### TASK DIRECTIONS
From the entries, filter out every line that lacks "label" and copy the rest.

Stored entries
/---

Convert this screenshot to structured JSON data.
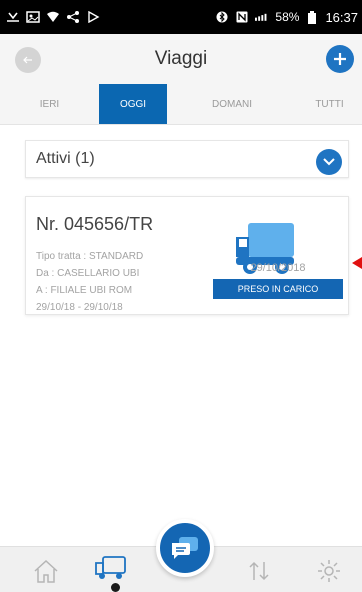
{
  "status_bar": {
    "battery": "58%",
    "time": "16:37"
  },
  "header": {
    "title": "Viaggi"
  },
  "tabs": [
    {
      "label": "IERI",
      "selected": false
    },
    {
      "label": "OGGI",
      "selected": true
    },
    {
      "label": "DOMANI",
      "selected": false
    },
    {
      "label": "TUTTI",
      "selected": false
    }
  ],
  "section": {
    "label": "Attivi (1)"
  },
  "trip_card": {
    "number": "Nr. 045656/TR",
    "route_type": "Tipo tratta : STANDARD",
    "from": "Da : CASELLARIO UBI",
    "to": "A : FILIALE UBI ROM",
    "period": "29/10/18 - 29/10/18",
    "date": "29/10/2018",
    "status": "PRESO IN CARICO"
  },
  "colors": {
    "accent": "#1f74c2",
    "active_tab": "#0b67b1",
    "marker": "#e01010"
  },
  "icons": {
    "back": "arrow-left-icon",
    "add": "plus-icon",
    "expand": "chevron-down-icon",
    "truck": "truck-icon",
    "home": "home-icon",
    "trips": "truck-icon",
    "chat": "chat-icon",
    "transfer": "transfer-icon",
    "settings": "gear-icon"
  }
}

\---

### OUTPUT
      "label": "IERI",
      "label": "OGGI",
      "label": "DOMANI",
      "label": "TUTTI",
    "label": "Attivi (1)"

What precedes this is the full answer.